"There's going to be a third set, a finale where all eight of us get on stage and tear the roof down off Collis," says Logan. "I can't wait."
Class of 1980: Evergreen
Plans for the 30th Reunion of the Class of 1980 began last August, says Merle Adelman '80, co-chair of the Reunion Programming Committee. Fittingly for the class that graduated the year the Superfund law was passed, their reunion theme is "Forever Green," in reference to both their Dartmouth experience and their eco-consciousness.
"Everything we're trying to do revolves around sustainability and environmental concern," says Adelman. This includes offering a talk by Professor Bruce Duthu '80, the Samson Occom Professor of Native American Studies at Dartmouth, on tribal rights and environmentalism; sponsoring student green projects; and giving '80 Reunion attendees refillable water bottles to eliminate the waste of plastic or paper cups. The Classes of 1985, 1996, and 2005 are also using refillable water bottles.
"It's a very relevant and timely topic and something people can relate to," Adelman says.
Aiming to bring the largest and most diverse group of classmates back for Reunion, Adelman worked hard to give invitations a personal touch.
"One piece that makes a Reunion successful is personal outreach," she explains. "It's not me, the chair, sending a note to my class through the system. It's not an email. It's not even the newsletter. It's me calling my friend in Weston and saying, 'I noticed you're not on the list, and I would love it if you were there.'"
Class of 2005: Looking to Set a Reunion Record
Attendance is also a top priority for the Class of 2005, which has set its sights on dethroning the Class of 2004 as the most well-represented fifth-year Reunion class in Dartmouth history.
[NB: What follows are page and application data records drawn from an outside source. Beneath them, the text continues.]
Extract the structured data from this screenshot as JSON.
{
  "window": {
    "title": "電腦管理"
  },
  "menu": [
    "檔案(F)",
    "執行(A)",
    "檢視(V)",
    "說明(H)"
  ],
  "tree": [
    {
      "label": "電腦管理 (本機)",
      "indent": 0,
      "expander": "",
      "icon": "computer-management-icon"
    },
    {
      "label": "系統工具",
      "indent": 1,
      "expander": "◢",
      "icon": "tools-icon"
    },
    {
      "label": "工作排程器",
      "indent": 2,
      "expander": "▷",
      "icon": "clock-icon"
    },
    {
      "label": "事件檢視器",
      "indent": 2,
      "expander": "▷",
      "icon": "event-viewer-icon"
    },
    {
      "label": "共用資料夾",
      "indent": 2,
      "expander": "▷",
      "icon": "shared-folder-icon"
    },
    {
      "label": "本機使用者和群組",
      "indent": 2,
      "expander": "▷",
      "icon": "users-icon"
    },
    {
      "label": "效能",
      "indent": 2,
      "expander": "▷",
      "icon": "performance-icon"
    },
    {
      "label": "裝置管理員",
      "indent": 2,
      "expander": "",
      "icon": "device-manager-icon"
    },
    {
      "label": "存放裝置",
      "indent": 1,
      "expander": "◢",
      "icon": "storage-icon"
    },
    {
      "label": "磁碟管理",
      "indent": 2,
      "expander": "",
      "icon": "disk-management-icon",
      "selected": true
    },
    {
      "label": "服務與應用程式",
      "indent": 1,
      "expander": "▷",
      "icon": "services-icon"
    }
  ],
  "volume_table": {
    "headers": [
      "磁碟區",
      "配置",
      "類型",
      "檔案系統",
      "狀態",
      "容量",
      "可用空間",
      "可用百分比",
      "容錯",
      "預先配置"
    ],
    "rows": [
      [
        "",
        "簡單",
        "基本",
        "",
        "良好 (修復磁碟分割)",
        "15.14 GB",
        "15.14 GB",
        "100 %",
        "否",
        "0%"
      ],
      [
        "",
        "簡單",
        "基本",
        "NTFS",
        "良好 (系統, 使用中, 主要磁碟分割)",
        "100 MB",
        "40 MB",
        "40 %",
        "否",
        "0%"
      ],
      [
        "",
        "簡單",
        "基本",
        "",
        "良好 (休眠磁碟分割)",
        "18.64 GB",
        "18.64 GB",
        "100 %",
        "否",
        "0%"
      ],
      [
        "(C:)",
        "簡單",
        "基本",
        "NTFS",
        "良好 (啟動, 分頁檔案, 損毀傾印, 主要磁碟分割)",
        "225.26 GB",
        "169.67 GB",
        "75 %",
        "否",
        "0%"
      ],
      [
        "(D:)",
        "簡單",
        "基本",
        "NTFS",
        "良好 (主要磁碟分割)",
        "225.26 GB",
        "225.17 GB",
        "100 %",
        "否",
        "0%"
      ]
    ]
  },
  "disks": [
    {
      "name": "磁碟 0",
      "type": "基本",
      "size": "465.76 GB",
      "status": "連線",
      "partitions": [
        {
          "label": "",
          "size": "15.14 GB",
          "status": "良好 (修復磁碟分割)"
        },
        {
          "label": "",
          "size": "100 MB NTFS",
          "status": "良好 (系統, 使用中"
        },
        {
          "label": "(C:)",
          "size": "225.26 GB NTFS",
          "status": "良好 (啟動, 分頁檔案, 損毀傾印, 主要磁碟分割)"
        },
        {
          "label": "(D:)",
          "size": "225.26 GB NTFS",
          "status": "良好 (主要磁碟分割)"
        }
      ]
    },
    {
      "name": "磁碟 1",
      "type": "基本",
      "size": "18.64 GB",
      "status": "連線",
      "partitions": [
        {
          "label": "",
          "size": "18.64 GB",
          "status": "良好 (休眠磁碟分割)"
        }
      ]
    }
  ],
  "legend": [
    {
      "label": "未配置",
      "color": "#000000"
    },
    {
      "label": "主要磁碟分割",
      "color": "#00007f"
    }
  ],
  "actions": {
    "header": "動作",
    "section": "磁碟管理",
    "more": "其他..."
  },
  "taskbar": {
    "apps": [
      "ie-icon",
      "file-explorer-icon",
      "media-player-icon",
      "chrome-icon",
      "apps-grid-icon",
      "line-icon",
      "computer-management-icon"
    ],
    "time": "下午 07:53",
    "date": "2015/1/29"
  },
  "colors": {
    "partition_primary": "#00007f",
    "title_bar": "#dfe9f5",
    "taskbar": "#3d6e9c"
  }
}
Last year, the '04s broke two long-standing records, bringing 471 alumni and 525 people overall back to campus for their fifth-year Reunion.
"We're doing our best to break these records and set the bar high for the Class of 2006," says Kyle Polite '05, chair of the Reunion Programming Committee. "We've hosted Reunion kick-off events in six cities, held an iPod Touch raffle for the first 100 Reunion registrations, and worked hard to make our Reunion as affordable as possible." He thinks the 2005 Reunion fee "may be the lowest of a five-year Reunion in a very long time."
In addition to dance parties and other events, the Class of 2005 will host a send-off for the student crew of the Big Green Bus. Now widely known, this eco-education bus was started by students in the Class of 2005. Outfitted with solar panels, grease filters, and bamboo flooring, the bus is set to depart for its annual cross-country, educational tour on the first day of the '05 reunion.
"We're excited to host a send-off for this year's crew," Polite says. "We look forward to meeting them, seeing the updated and improved 2010 bus, and sending them off with our best wishes for a safe, successful, and exciting trip."
Brittany Coombs '10 is the Web writing intern in the Alumni Relations Office.